↓↓↓

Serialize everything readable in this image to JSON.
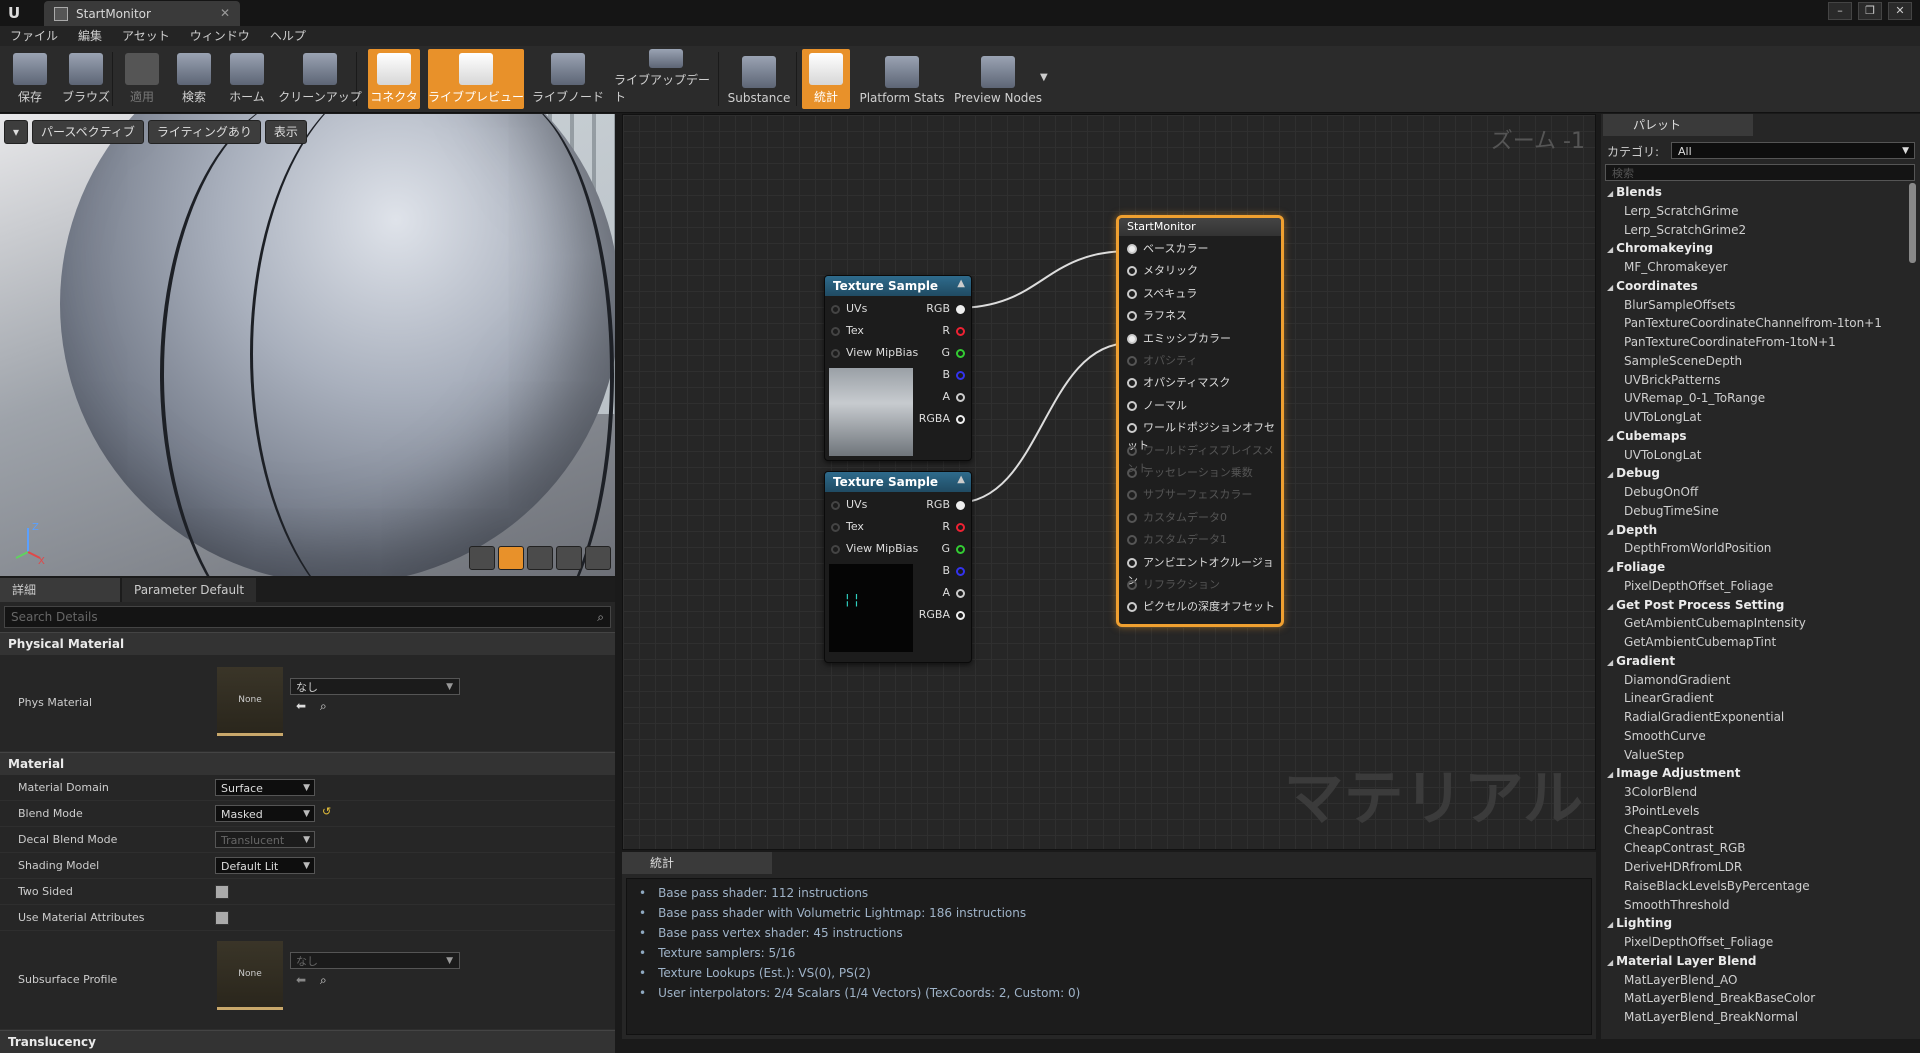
{
  "window": {
    "tab_title": "StartMonitor"
  },
  "menu": [
    "ファイル",
    "編集",
    "アセット",
    "ウィンドウ",
    "ヘルプ"
  ],
  "toolbar": [
    {
      "label": "保存",
      "icon": "save-icon",
      "state": "normal"
    },
    {
      "label": "ブラウズ",
      "icon": "browse-icon",
      "state": "normal"
    },
    {
      "label": "適用",
      "icon": "apply-icon",
      "state": "disabled"
    },
    {
      "label": "検索",
      "icon": "search-icon",
      "state": "normal"
    },
    {
      "label": "ホーム",
      "icon": "home-icon",
      "state": "normal"
    },
    {
      "label": "クリーンアップ",
      "icon": "cleanup-icon",
      "state": "normal"
    },
    {
      "label": "コネクタ",
      "icon": "connector-icon",
      "state": "active"
    },
    {
      "label": "ライブプレビュー",
      "icon": "live-preview-icon",
      "state": "active"
    },
    {
      "label": "ライブノード",
      "icon": "live-node-icon",
      "state": "normal"
    },
    {
      "label": "ライブアップデート",
      "icon": "live-update-icon",
      "state": "normal"
    },
    {
      "label": "Substance",
      "icon": "substance-icon",
      "state": "normal"
    },
    {
      "label": "統計",
      "icon": "stats-icon",
      "state": "active"
    },
    {
      "label": "Platform Stats",
      "icon": "platform-stats-icon",
      "state": "normal"
    },
    {
      "label": "Preview Nodes",
      "icon": "preview-nodes-icon",
      "state": "normal"
    }
  ],
  "viewport": {
    "perspective": "パースペクティブ",
    "lighting": "ライティングあり",
    "show": "表示"
  },
  "details": {
    "tabs": [
      "詳細",
      "Parameter Default"
    ],
    "search_placeholder": "Search Details",
    "categories": {
      "physical": "Physical Material",
      "material": "Material",
      "translucency": "Translucency"
    },
    "phys_material": {
      "label": "Phys Material",
      "thumb": "None",
      "value": "なし"
    },
    "rows": [
      {
        "label": "Material Domain",
        "value": "Surface",
        "enabled": true
      },
      {
        "label": "Blend Mode",
        "value": "Masked",
        "enabled": true
      },
      {
        "label": "Decal Blend Mode",
        "value": "Translucent",
        "enabled": false
      },
      {
        "label": "Shading Model",
        "value": "Default Lit",
        "enabled": true
      }
    ],
    "two_sided": "Two Sided",
    "use_material_attributes": "Use Material Attributes",
    "subsurface": {
      "label": "Subsurface Profile",
      "thumb": "None",
      "value": "なし"
    }
  },
  "graph": {
    "zoom": "ズーム -1",
    "watermark": "マテリアル",
    "nodes": [
      {
        "title": "Texture Sample",
        "inputs": [
          "UVs",
          "Tex",
          "View MipBias"
        ],
        "outputs": [
          "RGB",
          "R",
          "G",
          "B",
          "A",
          "RGBA"
        ]
      },
      {
        "title": "Texture Sample",
        "inputs": [
          "UVs",
          "Tex",
          "View MipBias"
        ],
        "outputs": [
          "RGB",
          "R",
          "G",
          "B",
          "A",
          "RGBA"
        ]
      }
    ],
    "result": {
      "title": "StartMonitor",
      "pins": [
        {
          "label": "ベースカラー",
          "enabled": true
        },
        {
          "label": "メタリック",
          "enabled": true
        },
        {
          "label": "スペキュラ",
          "enabled": true
        },
        {
          "label": "ラフネス",
          "enabled": true
        },
        {
          "label": "エミッシブカラー",
          "enabled": true
        },
        {
          "label": "オパシティ",
          "enabled": false
        },
        {
          "label": "オパシティマスク",
          "enabled": true
        },
        {
          "label": "ノーマル",
          "enabled": true
        },
        {
          "label": "ワールドポジションオフセット",
          "enabled": true
        },
        {
          "label": "ワールドディスプレイスメント",
          "enabled": false
        },
        {
          "label": "テッセレーション乗数",
          "enabled": false
        },
        {
          "label": "サブサーフェスカラー",
          "enabled": false
        },
        {
          "label": "カスタムデータ0",
          "enabled": false
        },
        {
          "label": "カスタムデータ1",
          "enabled": false
        },
        {
          "label": "アンビエントオクルージョン",
          "enabled": true
        },
        {
          "label": "リフラクション",
          "enabled": false
        },
        {
          "label": "ピクセルの深度オフセット",
          "enabled": true
        }
      ]
    }
  },
  "stats": {
    "tab": "統計",
    "lines": [
      "Base pass shader: 112 instructions",
      "Base pass shader with Volumetric Lightmap: 186 instructions",
      "Base pass vertex shader: 45 instructions",
      "Texture samplers: 5/16",
      "Texture Lookups (Est.): VS(0), PS(2)",
      "User interpolators: 2/4 Scalars (1/4 Vectors) (TexCoords: 2, Custom: 0)"
    ]
  },
  "palette": {
    "tab": "パレット",
    "category_label": "カテゴリ:",
    "category_value": "All",
    "search_placeholder": "検索",
    "groups": [
      {
        "name": "Blends",
        "items": [
          "Lerp_ScratchGrime",
          "Lerp_ScratchGrime2"
        ]
      },
      {
        "name": "Chromakeying",
        "items": [
          "MF_Chromakeyer"
        ]
      },
      {
        "name": "Coordinates",
        "items": [
          "BlurSampleOffsets",
          "PanTextureCoordinateChannelfrom-1ton+1",
          "PanTextureCoordinateFrom-1toN+1",
          "SampleSceneDepth",
          "UVBrickPatterns",
          "UVRemap_0-1_ToRange",
          "UVToLongLat"
        ]
      },
      {
        "name": "Cubemaps",
        "items": [
          "UVToLongLat"
        ]
      },
      {
        "name": "Debug",
        "items": [
          "DebugOnOff",
          "DebugTimeSine"
        ]
      },
      {
        "name": "Depth",
        "items": [
          "DepthFromWorldPosition"
        ]
      },
      {
        "name": "Foliage",
        "items": [
          "PixelDepthOffset_Foliage"
        ]
      },
      {
        "name": "Get Post Process Setting",
        "items": [
          "GetAmbientCubemapIntensity",
          "GetAmbientCubemapTint"
        ]
      },
      {
        "name": "Gradient",
        "items": [
          "DiamondGradient",
          "LinearGradient",
          "RadialGradientExponential",
          "SmoothCurve",
          "ValueStep"
        ]
      },
      {
        "name": "Image Adjustment",
        "items": [
          "3ColorBlend",
          "3PointLevels",
          "CheapContrast",
          "CheapContrast_RGB",
          "DeriveHDRfromLDR",
          "RaiseBlackLevelsByPercentage",
          "SmoothThreshold"
        ]
      },
      {
        "name": "Lighting",
        "items": [
          "PixelDepthOffset_Foliage"
        ]
      },
      {
        "name": "Material Layer Blend",
        "items": [
          "MatLayerBlend_AO",
          "MatLayerBlend_BreakBaseColor",
          "MatLayerBlend_BreakNormal"
        ]
      }
    ]
  }
}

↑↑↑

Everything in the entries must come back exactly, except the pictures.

### TASK ANSWER
Serialize everything readable in this image to JSON.
{
  "window": {
    "tab_title": "StartMonitor"
  },
  "menu": [
    "ファイル",
    "編集",
    "アセット",
    "ウィンドウ",
    "ヘルプ"
  ],
  "toolbar": [
    {
      "label": "保存",
      "icon": "save-icon",
      "state": "normal"
    },
    {
      "label": "ブラウズ",
      "icon": "browse-icon",
      "state": "normal"
    },
    {
      "label": "適用",
      "icon": "apply-icon",
      "state": "disabled"
    },
    {
      "label": "検索",
      "icon": "search-icon",
      "state": "normal"
    },
    {
      "label": "ホーム",
      "icon": "home-icon",
      "state": "normal"
    },
    {
      "label": "クリーンアップ",
      "icon": "cleanup-icon",
      "state": "normal"
    },
    {
      "label": "コネクタ",
      "icon": "connector-icon",
      "state": "active"
    },
    {
      "label": "ライブプレビュー",
      "icon": "live-preview-icon",
      "state": "active"
    },
    {
      "label": "ライブノード",
      "icon": "live-node-icon",
      "state": "normal"
    },
    {
      "label": "ライブアップデート",
      "icon": "live-update-icon",
      "state": "normal"
    },
    {
      "label": "Substance",
      "icon": "substance-icon",
      "state": "normal"
    },
    {
      "label": "統計",
      "icon": "stats-icon",
      "state": "active"
    },
    {
      "label": "Platform Stats",
      "icon": "platform-stats-icon",
      "state": "normal"
    },
    {
      "label": "Preview Nodes",
      "icon": "preview-nodes-icon",
      "state": "normal"
    }
  ],
  "viewport": {
    "perspective": "パースペクティブ",
    "lighting": "ライティングあり",
    "show": "表示"
  },
  "details": {
    "tabs": [
      "詳細",
      "Parameter Default"
    ],
    "search_placeholder": "Search Details",
    "categories": {
      "physical": "Physical Material",
      "material": "Material",
      "translucency": "Translucency"
    },
    "phys_material": {
      "label": "Phys Material",
      "thumb": "None",
      "value": "なし"
    },
    "rows": [
      {
        "label": "Material Domain",
        "value": "Surface",
        "enabled": true
      },
      {
        "label": "Blend Mode",
        "value": "Masked",
        "enabled": true
      },
      {
        "label": "Decal Blend Mode",
        "value": "Translucent",
        "enabled": false
      },
      {
        "label": "Shading Model",
        "value": "Default Lit",
        "enabled": true
      }
    ],
    "two_sided": "Two Sided",
    "use_material_attributes": "Use Material Attributes",
    "subsurface": {
      "label": "Subsurface Profile",
      "thumb": "None",
      "value": "なし"
    }
  },
  "graph": {
    "zoom": "ズーム -1",
    "watermark": "マテリアル",
    "nodes": [
      {
        "title": "Texture Sample",
        "inputs": [
          "UVs",
          "Tex",
          "View MipBias"
        ],
        "outputs": [
          "RGB",
          "R",
          "G",
          "B",
          "A",
          "RGBA"
        ]
      },
      {
        "title": "Texture Sample",
        "inputs": [
          "UVs",
          "Tex",
          "View MipBias"
        ],
        "outputs": [
          "RGB",
          "R",
          "G",
          "B",
          "A",
          "RGBA"
        ]
      }
    ],
    "result": {
      "title": "StartMonitor",
      "pins": [
        {
          "label": "ベースカラー",
          "enabled": true
        },
        {
          "label": "メタリック",
          "enabled": true
        },
        {
          "label": "スペキュラ",
          "enabled": true
        },
        {
          "label": "ラフネス",
          "enabled": true
        },
        {
          "label": "エミッシブカラー",
          "enabled": true
        },
        {
          "label": "オパシティ",
          "enabled": false
        },
        {
          "label": "オパシティマスク",
          "enabled": true
        },
        {
          "label": "ノーマル",
          "enabled": true
        },
        {
          "label": "ワールドポジションオフセット",
          "enabled": true
        },
        {
          "label": "ワールドディスプレイスメント",
          "enabled": false
        },
        {
          "label": "テッセレーション乗数",
          "enabled": false
        },
        {
          "label": "サブサーフェスカラー",
          "enabled": false
        },
        {
          "label": "カスタムデータ0",
          "enabled": false
        },
        {
          "label": "カスタムデータ1",
          "enabled": false
        },
        {
          "label": "アンビエントオクルージョン",
          "enabled": true
        },
        {
          "label": "リフラクション",
          "enabled": false
        },
        {
          "label": "ピクセルの深度オフセット",
          "enabled": true
        }
      ]
    }
  },
  "stats": {
    "tab": "統計",
    "lines": [
      "Base pass shader: 112 instructions",
      "Base pass shader with Volumetric Lightmap: 186 instructions",
      "Base pass vertex shader: 45 instructions",
      "Texture samplers: 5/16",
      "Texture Lookups (Est.): VS(0), PS(2)",
      "User interpolators: 2/4 Scalars (1/4 Vectors) (TexCoords: 2, Custom: 0)"
    ]
  },
  "palette": {
    "tab": "パレット",
    "category_label": "カテゴリ:",
    "category_value": "All",
    "search_placeholder": "検索",
    "groups": [
      {
        "name": "Blends",
        "items": [
          "Lerp_ScratchGrime",
          "Lerp_ScratchGrime2"
        ]
      },
      {
        "name": "Chromakeying",
        "items": [
          "MF_Chromakeyer"
        ]
      },
      {
        "name": "Coordinates",
        "items": [
          "BlurSampleOffsets",
          "PanTextureCoordinateChannelfrom-1ton+1",
          "PanTextureCoordinateFrom-1toN+1",
          "SampleSceneDepth",
          "UVBrickPatterns",
          "UVRemap_0-1_ToRange",
          "UVToLongLat"
        ]
      },
      {
        "name": "Cubemaps",
        "items": [
          "UVToLongLat"
        ]
      },
      {
        "name": "Debug",
        "items": [
          "DebugOnOff",
          "DebugTimeSine"
        ]
      },
      {
        "name": "Depth",
        "items": [
          "DepthFromWorldPosition"
        ]
      },
      {
        "name": "Foliage",
        "items": [
          "PixelDepthOffset_Foliage"
        ]
      },
      {
        "name": "Get Post Process Setting",
        "items": [
          "GetAmbientCubemapIntensity",
          "GetAmbientCubemapTint"
        ]
      },
      {
        "name": "Gradient",
        "items": [
          "DiamondGradient",
          "LinearGradient",
          "RadialGradientExponential",
          "SmoothCurve",
          "ValueStep"
        ]
      },
      {
        "name": "Image Adjustment",
        "items": [
          "3ColorBlend",
          "3PointLevels",
          "CheapContrast",
          "CheapContrast_RGB",
          "DeriveHDRfromLDR",
          "RaiseBlackLevelsByPercentage",
          "SmoothThreshold"
        ]
      },
      {
        "name": "Lighting",
        "items": [
          "PixelDepthOffset_Foliage"
        ]
      },
      {
        "name": "Material Layer Blend",
        "items": [
          "MatLayerBlend_AO",
          "MatLayerBlend_BreakBaseColor",
          "MatLayerBlend_BreakNormal"
        ]
      }
    ]
  }
}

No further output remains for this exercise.